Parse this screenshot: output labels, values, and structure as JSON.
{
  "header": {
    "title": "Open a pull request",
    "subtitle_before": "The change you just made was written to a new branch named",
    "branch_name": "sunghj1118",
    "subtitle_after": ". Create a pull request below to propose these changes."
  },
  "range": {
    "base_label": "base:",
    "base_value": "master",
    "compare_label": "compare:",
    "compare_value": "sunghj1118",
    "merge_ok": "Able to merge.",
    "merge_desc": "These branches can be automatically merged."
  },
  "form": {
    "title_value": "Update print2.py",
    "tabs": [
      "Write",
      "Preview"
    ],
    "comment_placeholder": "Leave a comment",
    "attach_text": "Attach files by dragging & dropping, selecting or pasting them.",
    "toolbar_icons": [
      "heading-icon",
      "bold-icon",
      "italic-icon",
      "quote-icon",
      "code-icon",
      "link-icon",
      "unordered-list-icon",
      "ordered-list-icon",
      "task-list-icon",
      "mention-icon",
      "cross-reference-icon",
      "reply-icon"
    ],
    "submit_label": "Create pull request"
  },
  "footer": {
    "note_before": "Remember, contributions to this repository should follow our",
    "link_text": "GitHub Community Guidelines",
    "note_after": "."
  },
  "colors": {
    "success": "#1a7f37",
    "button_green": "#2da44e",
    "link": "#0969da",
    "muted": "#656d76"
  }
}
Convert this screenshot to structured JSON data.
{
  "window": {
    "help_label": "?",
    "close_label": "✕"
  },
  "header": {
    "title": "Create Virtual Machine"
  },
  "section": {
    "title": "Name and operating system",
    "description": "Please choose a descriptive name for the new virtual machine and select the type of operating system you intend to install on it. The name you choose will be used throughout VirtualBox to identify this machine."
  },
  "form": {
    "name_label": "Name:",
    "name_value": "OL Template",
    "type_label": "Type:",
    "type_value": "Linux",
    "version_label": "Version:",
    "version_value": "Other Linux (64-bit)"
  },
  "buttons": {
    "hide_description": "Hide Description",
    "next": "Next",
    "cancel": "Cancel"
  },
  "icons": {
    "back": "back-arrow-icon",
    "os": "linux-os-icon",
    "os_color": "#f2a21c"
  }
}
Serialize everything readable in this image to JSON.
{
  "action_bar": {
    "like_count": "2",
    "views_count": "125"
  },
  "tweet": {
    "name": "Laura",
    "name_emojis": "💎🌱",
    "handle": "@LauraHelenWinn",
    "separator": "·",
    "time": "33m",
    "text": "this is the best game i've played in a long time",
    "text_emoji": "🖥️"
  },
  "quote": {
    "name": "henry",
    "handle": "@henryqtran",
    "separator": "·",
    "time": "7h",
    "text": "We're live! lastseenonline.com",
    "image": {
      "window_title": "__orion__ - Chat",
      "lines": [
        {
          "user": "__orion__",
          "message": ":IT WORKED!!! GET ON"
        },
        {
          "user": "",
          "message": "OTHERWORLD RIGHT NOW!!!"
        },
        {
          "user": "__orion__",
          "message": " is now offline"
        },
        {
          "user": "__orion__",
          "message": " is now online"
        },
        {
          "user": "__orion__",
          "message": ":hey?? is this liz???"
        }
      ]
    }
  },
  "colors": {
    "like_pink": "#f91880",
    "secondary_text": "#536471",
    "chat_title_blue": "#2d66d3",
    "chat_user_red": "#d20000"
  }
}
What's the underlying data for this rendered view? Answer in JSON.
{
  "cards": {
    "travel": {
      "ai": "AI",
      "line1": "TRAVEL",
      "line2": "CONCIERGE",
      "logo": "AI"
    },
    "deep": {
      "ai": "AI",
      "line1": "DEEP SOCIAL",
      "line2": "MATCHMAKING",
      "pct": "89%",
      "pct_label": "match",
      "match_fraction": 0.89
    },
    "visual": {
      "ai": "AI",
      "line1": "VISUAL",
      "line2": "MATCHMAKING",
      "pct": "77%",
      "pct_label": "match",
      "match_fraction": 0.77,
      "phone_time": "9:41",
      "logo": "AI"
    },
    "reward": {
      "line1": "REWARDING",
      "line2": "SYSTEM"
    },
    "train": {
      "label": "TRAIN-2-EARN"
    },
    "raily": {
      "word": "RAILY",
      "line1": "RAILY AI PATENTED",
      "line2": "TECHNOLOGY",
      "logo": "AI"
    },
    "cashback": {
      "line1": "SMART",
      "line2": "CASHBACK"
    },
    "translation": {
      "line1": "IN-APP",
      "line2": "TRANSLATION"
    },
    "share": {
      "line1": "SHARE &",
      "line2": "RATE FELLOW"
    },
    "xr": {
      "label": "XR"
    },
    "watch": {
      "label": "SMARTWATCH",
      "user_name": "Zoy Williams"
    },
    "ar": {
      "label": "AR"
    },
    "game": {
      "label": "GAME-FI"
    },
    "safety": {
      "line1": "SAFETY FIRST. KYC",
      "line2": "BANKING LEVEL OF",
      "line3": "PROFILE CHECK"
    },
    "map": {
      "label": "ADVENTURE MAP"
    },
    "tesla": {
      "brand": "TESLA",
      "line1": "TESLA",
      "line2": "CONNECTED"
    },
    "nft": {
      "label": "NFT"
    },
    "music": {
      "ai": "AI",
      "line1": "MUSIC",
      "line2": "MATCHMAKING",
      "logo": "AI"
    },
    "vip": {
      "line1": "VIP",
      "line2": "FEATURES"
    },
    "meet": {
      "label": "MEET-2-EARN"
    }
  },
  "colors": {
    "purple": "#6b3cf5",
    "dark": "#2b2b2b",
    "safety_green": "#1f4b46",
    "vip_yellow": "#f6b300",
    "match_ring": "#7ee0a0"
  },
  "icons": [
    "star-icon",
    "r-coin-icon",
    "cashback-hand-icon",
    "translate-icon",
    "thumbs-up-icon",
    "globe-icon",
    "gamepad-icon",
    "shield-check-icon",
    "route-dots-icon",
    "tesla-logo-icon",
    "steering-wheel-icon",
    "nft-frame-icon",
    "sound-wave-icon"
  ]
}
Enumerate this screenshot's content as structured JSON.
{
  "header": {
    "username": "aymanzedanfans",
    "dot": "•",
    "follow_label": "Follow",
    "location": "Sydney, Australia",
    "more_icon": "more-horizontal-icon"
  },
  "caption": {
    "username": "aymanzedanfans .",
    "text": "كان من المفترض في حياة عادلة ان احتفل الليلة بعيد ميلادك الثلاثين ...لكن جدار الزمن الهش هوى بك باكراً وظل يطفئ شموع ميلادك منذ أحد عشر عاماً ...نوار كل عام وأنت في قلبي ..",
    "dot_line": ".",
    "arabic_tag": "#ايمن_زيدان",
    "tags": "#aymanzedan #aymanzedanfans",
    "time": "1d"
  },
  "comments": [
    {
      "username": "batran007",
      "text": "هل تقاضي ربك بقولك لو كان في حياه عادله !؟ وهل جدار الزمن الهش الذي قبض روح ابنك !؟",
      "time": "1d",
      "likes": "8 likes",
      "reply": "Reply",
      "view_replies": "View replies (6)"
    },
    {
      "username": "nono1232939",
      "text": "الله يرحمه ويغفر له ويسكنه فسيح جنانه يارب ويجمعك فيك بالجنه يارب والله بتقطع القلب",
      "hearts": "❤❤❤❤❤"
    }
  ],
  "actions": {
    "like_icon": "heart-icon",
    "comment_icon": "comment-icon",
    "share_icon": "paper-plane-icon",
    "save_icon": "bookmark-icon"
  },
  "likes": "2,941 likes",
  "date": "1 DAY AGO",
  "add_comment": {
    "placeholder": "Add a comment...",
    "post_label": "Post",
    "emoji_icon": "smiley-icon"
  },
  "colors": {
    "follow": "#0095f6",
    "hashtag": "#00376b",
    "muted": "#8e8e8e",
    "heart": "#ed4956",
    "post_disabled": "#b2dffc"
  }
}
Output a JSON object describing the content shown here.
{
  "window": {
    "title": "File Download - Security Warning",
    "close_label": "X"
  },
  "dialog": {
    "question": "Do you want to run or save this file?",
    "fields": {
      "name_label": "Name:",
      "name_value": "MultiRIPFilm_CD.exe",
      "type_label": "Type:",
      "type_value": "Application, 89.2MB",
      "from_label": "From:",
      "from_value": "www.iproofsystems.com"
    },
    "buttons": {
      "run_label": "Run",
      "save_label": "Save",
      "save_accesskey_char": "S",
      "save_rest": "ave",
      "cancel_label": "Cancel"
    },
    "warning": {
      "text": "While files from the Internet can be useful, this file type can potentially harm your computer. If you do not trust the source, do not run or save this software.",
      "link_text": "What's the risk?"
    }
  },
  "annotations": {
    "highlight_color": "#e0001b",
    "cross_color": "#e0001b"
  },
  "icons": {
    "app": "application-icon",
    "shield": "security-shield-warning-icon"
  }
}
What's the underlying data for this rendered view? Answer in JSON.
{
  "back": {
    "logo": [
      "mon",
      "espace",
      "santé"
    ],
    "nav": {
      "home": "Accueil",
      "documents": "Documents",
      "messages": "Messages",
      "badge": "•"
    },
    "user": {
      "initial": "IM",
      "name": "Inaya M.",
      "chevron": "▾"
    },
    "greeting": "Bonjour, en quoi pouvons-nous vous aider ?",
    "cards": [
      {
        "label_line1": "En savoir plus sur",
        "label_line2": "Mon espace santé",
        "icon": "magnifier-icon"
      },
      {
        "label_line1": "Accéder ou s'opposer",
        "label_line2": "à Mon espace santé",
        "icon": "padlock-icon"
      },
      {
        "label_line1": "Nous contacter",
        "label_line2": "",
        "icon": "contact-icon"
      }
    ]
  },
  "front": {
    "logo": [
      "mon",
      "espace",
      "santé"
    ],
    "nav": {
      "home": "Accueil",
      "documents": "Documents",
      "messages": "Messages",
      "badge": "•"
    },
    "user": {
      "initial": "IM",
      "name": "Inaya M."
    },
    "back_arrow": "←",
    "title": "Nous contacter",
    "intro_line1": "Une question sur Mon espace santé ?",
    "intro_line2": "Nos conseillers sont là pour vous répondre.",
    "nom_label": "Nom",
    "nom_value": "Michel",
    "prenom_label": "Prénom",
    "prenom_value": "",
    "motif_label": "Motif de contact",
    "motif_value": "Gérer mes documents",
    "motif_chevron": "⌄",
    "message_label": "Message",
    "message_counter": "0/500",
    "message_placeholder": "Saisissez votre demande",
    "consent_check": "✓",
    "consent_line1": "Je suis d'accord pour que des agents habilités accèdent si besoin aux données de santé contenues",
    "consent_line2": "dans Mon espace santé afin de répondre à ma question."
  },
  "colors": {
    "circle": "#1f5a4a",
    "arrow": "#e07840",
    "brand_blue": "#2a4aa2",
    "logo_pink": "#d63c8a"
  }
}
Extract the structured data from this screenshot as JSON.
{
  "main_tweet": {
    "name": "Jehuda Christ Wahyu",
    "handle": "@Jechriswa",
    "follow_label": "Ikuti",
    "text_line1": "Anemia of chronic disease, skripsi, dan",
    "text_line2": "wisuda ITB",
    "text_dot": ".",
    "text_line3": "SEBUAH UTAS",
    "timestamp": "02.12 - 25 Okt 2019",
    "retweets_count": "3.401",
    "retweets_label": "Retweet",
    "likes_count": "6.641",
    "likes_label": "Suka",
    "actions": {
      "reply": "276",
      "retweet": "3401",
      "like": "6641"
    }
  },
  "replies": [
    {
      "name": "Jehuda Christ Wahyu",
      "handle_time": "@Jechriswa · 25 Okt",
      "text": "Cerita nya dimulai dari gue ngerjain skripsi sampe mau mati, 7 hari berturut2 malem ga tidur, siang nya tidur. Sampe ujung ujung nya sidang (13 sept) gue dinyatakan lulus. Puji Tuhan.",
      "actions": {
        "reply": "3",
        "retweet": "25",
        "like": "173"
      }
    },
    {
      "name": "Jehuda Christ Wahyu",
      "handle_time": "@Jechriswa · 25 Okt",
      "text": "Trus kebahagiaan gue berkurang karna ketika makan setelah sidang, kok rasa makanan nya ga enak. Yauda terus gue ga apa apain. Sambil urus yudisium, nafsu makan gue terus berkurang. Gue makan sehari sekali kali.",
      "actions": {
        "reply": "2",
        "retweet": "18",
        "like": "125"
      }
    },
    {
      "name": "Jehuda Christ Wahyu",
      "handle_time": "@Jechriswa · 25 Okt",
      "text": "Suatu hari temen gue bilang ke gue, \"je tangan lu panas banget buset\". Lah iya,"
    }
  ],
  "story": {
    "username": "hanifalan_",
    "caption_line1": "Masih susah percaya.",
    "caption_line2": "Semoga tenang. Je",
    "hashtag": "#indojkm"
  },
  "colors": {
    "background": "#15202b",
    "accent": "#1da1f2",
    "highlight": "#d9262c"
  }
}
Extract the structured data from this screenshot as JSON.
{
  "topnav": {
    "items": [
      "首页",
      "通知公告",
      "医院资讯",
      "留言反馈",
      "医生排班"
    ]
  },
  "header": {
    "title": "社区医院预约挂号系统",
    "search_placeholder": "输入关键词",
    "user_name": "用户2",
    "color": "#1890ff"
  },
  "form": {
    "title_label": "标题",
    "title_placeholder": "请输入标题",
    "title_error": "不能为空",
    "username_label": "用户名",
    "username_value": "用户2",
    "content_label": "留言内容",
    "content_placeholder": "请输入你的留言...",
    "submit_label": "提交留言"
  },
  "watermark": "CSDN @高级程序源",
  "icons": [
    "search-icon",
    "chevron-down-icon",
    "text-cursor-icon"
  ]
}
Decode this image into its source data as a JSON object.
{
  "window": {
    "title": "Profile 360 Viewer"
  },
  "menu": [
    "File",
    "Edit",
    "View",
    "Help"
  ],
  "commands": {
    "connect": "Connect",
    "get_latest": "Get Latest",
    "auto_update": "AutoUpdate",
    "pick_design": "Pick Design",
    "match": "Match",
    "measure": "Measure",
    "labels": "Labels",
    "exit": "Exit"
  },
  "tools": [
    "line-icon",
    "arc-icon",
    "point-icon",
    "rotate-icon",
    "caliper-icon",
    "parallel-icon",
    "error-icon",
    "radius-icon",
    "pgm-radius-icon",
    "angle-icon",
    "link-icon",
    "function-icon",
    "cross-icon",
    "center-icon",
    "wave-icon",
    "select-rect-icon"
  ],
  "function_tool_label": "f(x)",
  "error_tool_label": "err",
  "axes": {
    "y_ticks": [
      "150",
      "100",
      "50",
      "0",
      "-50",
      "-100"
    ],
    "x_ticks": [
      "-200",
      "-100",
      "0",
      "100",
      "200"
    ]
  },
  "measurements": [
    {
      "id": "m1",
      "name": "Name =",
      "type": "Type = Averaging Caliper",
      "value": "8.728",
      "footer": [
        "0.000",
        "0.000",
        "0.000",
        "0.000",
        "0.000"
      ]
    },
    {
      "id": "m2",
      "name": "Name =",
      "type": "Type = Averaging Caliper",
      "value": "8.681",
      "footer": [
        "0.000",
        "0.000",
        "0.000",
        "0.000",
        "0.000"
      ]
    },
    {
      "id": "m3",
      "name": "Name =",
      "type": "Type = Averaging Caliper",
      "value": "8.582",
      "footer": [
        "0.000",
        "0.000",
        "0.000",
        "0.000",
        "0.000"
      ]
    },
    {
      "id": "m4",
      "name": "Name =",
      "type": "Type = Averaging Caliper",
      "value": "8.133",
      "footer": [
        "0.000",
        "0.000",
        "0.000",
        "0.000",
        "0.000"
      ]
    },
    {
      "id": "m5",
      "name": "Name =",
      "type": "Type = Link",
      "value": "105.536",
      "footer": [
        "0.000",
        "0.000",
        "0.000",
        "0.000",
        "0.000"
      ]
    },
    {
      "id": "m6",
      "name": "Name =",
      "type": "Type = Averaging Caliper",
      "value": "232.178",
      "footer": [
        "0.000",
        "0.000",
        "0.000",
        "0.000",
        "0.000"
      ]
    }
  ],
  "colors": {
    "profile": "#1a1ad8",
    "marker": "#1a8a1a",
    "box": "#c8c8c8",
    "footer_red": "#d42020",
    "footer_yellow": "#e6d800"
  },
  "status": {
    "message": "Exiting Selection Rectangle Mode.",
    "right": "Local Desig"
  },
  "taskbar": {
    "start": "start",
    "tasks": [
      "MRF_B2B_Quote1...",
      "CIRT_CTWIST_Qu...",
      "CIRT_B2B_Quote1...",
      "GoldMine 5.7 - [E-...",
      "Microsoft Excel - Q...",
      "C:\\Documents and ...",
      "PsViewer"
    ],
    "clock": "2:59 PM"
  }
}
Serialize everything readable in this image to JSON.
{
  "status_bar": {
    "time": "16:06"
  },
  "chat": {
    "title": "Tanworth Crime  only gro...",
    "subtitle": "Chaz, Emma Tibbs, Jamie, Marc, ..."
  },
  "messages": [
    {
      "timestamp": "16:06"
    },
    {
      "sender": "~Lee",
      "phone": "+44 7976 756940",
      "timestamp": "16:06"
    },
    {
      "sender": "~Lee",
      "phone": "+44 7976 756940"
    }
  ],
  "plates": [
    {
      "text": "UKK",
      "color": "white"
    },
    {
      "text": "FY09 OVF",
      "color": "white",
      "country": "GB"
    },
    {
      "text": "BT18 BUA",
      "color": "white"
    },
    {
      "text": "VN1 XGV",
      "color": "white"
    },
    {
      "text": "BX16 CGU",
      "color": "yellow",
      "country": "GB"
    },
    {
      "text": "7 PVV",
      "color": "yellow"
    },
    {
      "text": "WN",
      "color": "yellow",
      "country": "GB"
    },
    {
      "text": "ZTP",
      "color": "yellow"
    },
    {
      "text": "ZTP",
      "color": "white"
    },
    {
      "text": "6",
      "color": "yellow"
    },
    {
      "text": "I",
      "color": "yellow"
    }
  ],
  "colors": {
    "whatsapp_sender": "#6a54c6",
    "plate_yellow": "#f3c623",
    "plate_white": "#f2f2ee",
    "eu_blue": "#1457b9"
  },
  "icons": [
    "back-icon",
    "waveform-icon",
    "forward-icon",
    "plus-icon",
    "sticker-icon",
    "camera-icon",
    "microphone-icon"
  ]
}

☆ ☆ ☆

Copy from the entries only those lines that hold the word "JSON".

Parse this screenshot: output labels, values, and structure as JSON.
Convert this screenshot to structured JSON data.
Serialize everything readable in this image to JSON.
What's the underlying data for this rendered view? Answer in JSON.
Enumerate this screenshot's content as structured JSON.
Output a JSON object describing the content shown here.
What's the underlying data for this rendered view? Answer in JSON.
Extract the structured data from this screenshot as JSON.
Extract the structured data from this screenshot as JSON.
Decode this image into its source data as a JSON object.
Serialize everything readable in this image to JSON.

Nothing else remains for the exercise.